⟨
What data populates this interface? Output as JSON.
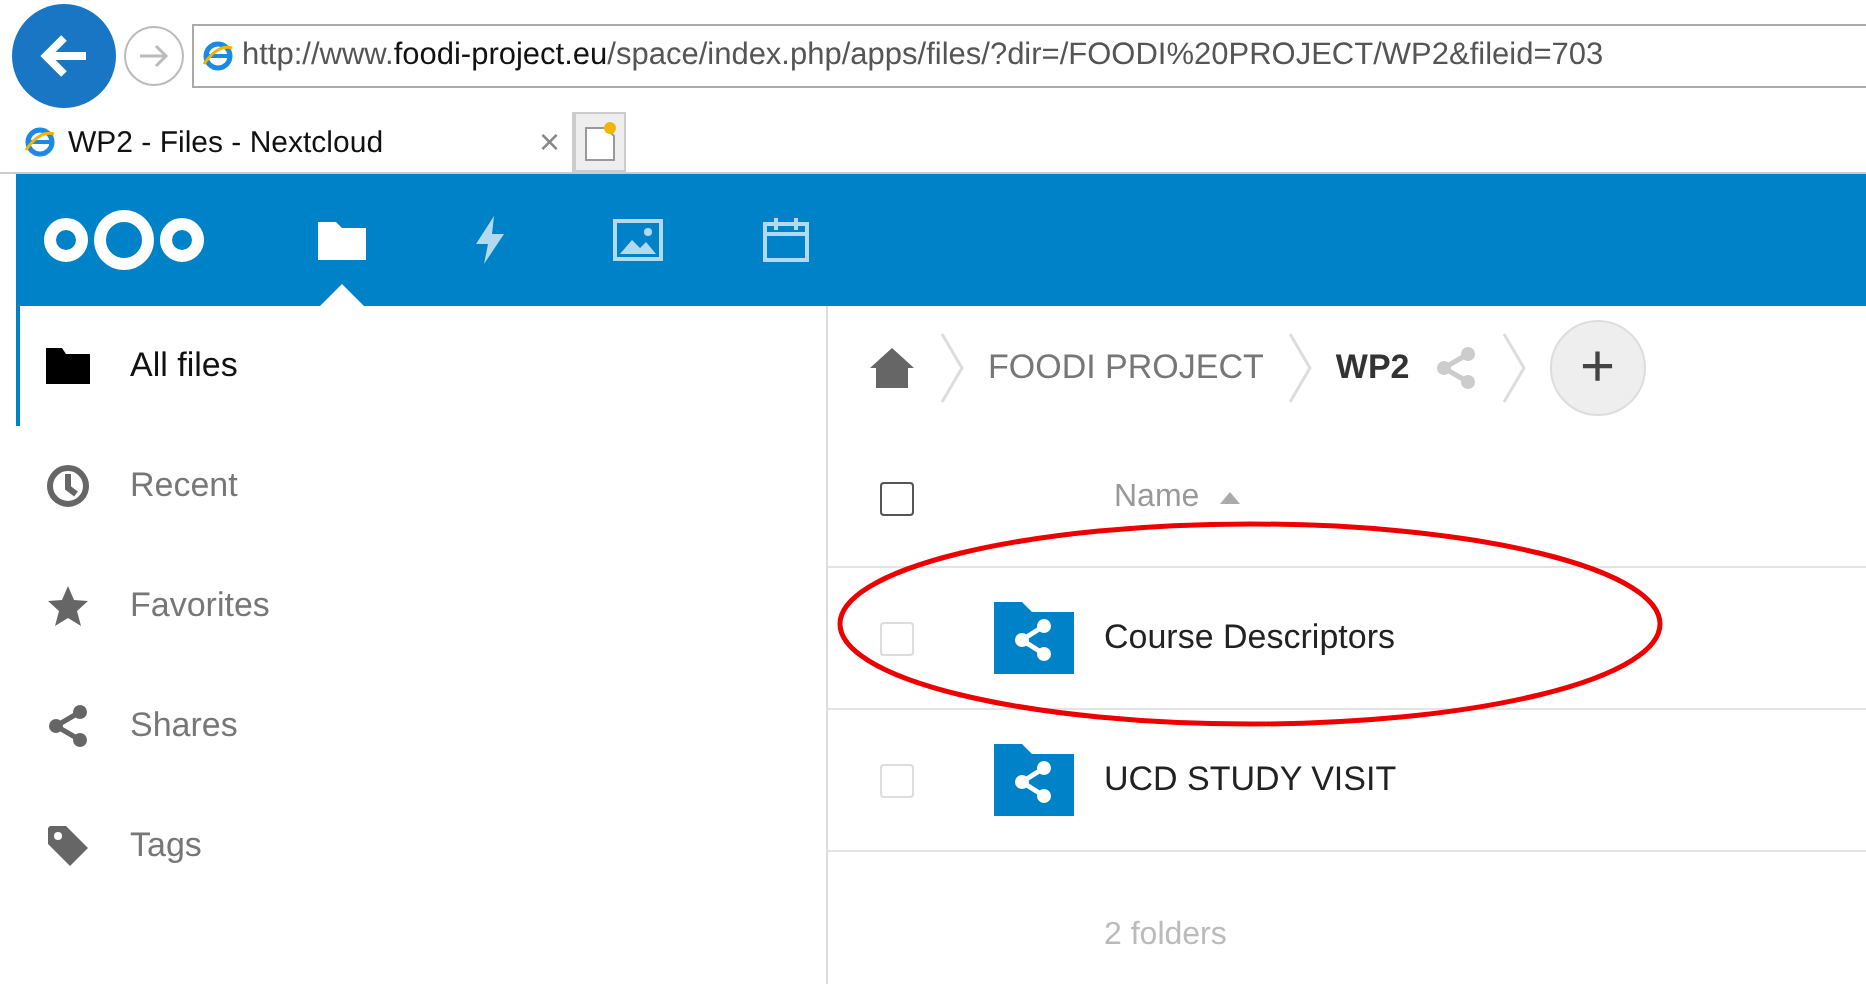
{
  "browser": {
    "url": "http://www.**foodi-project.eu**/space/index.php/apps/files/?dir=/FOODI%20PROJECT/WP2&fileid=703",
    "tab": {
      "title": "WP2 - Files - Nextcloud",
      "close": "×"
    }
  },
  "header": {
    "apps": [
      {
        "kind": "files",
        "selected": true
      },
      {
        "kind": "activity",
        "selected": false
      },
      {
        "kind": "gallery",
        "selected": false
      },
      {
        "kind": "calendar",
        "selected": false
      }
    ]
  },
  "sidebar": {
    "items": [
      {
        "kind": "folder",
        "label": "All files",
        "selected": true
      },
      {
        "kind": "clock",
        "label": "Recent",
        "selected": false
      },
      {
        "kind": "star",
        "label": "Favorites",
        "selected": false
      },
      {
        "kind": "share",
        "label": "Shares",
        "selected": false
      },
      {
        "kind": "tag",
        "label": "Tags",
        "selected": false
      }
    ]
  },
  "breadcrumb": {
    "items": [
      "FOODI PROJECT",
      "WP2"
    ],
    "add_button": "+"
  },
  "table": {
    "select_all": {
      "checked": false
    },
    "columns": [
      {
        "label": "Name",
        "sorted": true
      }
    ],
    "rows": [
      {
        "name": "Course Descriptors",
        "checked": false,
        "circled": true
      },
      {
        "name": "UCD STUDY VISIT",
        "checked": false,
        "circled": false
      }
    ],
    "summary": "2 folders"
  }
}
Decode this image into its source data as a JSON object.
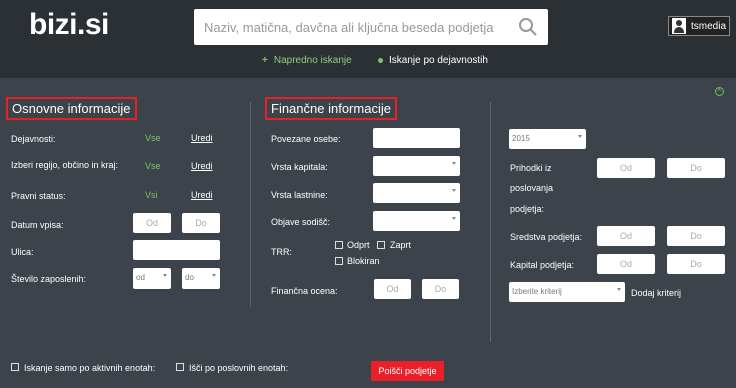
{
  "header": {
    "logo": "bizi.si",
    "search_placeholder": "Naziv, matična, davčna ali ključna beseda podjetja",
    "user_name": "tsmedia",
    "advanced_search": "Napredno iskanje",
    "activity_search": "Iskanje po dejavnostih"
  },
  "basic": {
    "title": "Osnovne informacije",
    "activity_label": "Dejavnosti:",
    "activity_value": "Vse",
    "activity_edit": "Uredi",
    "region_label": "Izberi regijo, občino in kraj:",
    "region_value": "Vse",
    "region_edit": "Uredi",
    "legal_label": "Pravni status:",
    "legal_value": "Vsi",
    "legal_edit": "Uredi",
    "entry_date_label": "Datum vpisa:",
    "entry_from": "Od",
    "entry_to": "Do",
    "street_label": "Ulica:",
    "employees_label": "Število zaposlenih:",
    "employees_from": "od",
    "employees_to": "do"
  },
  "financial": {
    "title": "Finančne informacije",
    "related_label": "Povezane osebe:",
    "capital_type_label": "Vrsta kapitala:",
    "ownership_label": "Vrsta lastnine:",
    "court_label": "Objave sodišč:",
    "trr_label": "TRR:",
    "trr_open": "Odprt",
    "trr_closed": "Zaprt",
    "trr_blocked": "Blokiran",
    "rating_label": "Finančna ocena:",
    "rating_from": "Od",
    "rating_to": "Do"
  },
  "right": {
    "year": "2015",
    "revenue_label_1": "Prihodki iz",
    "revenue_label_2": "poslovanja",
    "revenue_label_3": "podjetja:",
    "revenue_from": "Od",
    "revenue_to": "Do",
    "assets_label": "Sredstva podjetja:",
    "assets_from": "Od",
    "assets_to": "Do",
    "capital_label": "Kapital podjetja:",
    "capital_from": "Od",
    "capital_to": "Do",
    "criteria_placeholder": "Izberite kriterij",
    "add_criteria": "Dodaj kriterij"
  },
  "footer": {
    "active_only": "Iskanje samo po aktivnih enotah:",
    "business_units": "Išči po poslovnih enotah:",
    "search_button": "Poišči podjetje"
  },
  "colors": {
    "accent_green": "#7ec36a",
    "accent_red": "#e8202a",
    "background": "#3d434a",
    "header_bg": "#2b3035"
  }
}
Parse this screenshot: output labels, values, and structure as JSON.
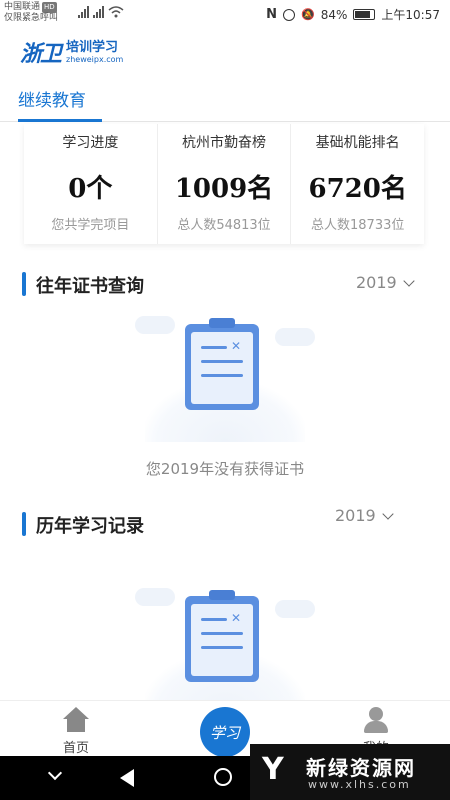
{
  "status_bar": {
    "carrier": "中国联通",
    "carrier_badge": "HD",
    "carrier_sub": "仅限紧急呼叫",
    "battery": "84%",
    "time": "上午10:57"
  },
  "header": {
    "logo_mark": "浙卫",
    "title": "培训学习",
    "url": "zheweipx.com"
  },
  "tabs": [
    {
      "label": "继续教育",
      "active": true
    }
  ],
  "stats": [
    {
      "label": "学习进度",
      "value": "0个",
      "sub": "您共学完项目"
    },
    {
      "label": "杭州市勤奋榜",
      "value": "1009名",
      "sub": "总人数54813位"
    },
    {
      "label": "基础机能排名",
      "value": "6720名",
      "sub": "总人数18733位"
    }
  ],
  "sections": {
    "certificates": {
      "title": "往年证书查询",
      "year": "2019",
      "empty_text": "您2019年没有获得证书"
    },
    "records": {
      "title": "历年学习记录",
      "year": "2019"
    }
  },
  "bottom_nav": {
    "home": "首页",
    "study": "学习",
    "mine": "我的"
  },
  "watermark": {
    "title": "新绿资源网",
    "url": "www.xlhs.com"
  },
  "colors": {
    "accent": "#1976d2",
    "illustration": "#5b8fe0"
  }
}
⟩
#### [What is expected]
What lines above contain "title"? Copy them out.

#### [Output for this exercise]
      "title": "WP2 - Files - Nextcloud",
    "title": "Osnovne informacije",
    "title": "Finančne informacije",
    "title": "培训学习",
      "title": "往年证书查询",
      "title": "历年学习记录",
    "title": "新绿资源网",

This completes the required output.